That emotion that underlies the appreciation of beauty is what is expressed in pleasure at what you see or hear. Pleasure, as an unconscious emotional expression, is the basic component in the appreciation of beauty. But not the pleasure referred to those basic pleasures, those that sustain the survival of the individual, such as those that are obtained from food, drink, sexuality, play or sleep, when you are deprived of them. The pleasure related to beauty is not the pleasure of desire and orgasm, which consummate punctually pushes you "without reason, and like swallowed bait, to keep you alive" (William Shakespeare). The joy, the delight referred to the beauty is achieved by neuronal ingredients added in the brain to those more basic. (…) They are pleasures generated in part by the culture in which one lives and beyond the emotional brain and its primitive activity. These are pleasures that arise from a very close interaction between the human cerebral cortex and the emotional brain, that is why no animal possesses them. From that interaction comes awareness, understanding, understanding, human reason.
Precisely the latter, the interaction with the things of the world (perception), produces knowledge, the other basic ingredient for the perception of beauty. Because beauty is that in its essence, pleasure and knowledge, and in the latter the cognitive capacity to notice order, proportionality, symmetry, clear delimitation of what is perceived. And all this has to do a lot with the education that is received and with the culture in which one is born and lives. (…) Just think that few citizens of the Middle Ages or even the Renaissance could have found beauty in the twisted human figures, the polychrome and flaming reds of the trees, the bright yellows of the wheat fields or the twisting and tormented blues of the paintings of Van Gogh, or the work of Antonio Gaudí (…). Art, then, and with it beauty, is a subjective truth for each one. Truth for which many people have had expressions such as "it has been worth living to experience it". Without a doubt, beauty is a brain phenomenon that has changed the world of human beings and the mythologies and alive truths of each society, culture or nation. Beauty, which does not exist in the world, is perhaps one of the great prodigies created by the human brain.
Francisco Mora He is a doctor from the universities of Granada (Spain) and Oxford (England) and university professor.
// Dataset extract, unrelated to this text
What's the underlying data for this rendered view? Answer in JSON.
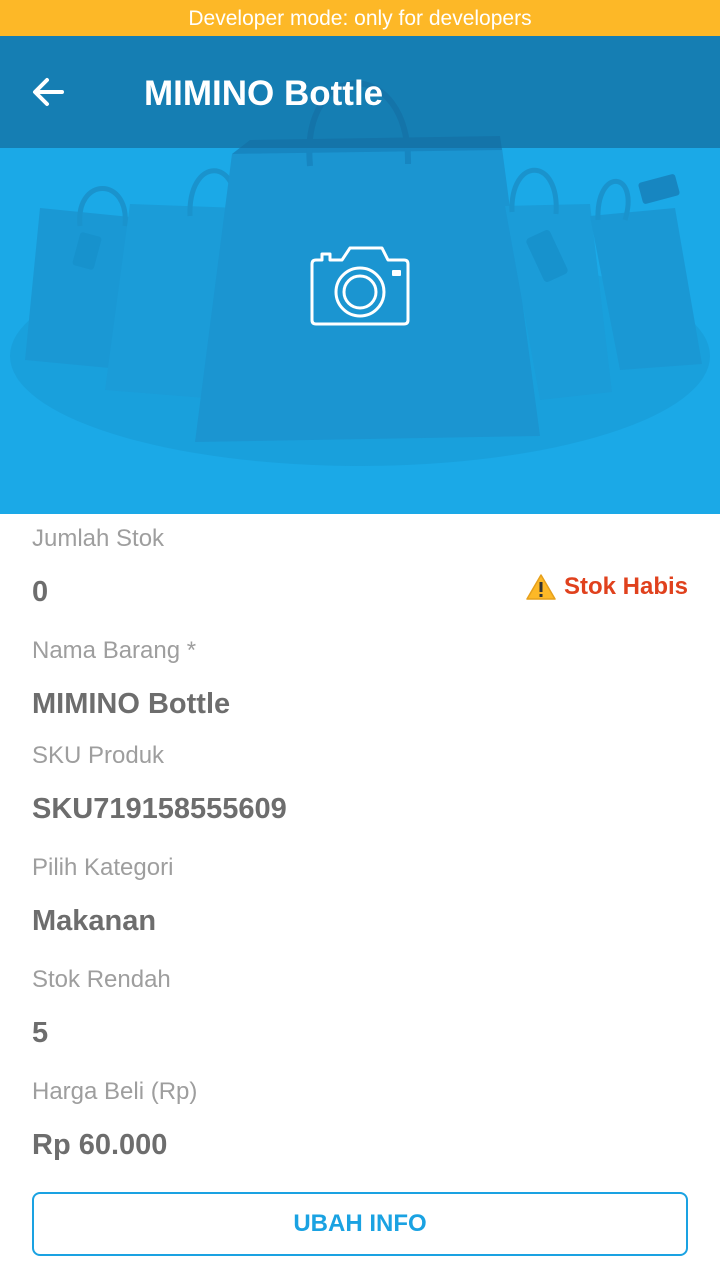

He has published essay books, such as The clock of wisdom (2005) and Neuroculture (2007). This extract is part of Myths and truths of the brain (Paidós), which is published on October 23.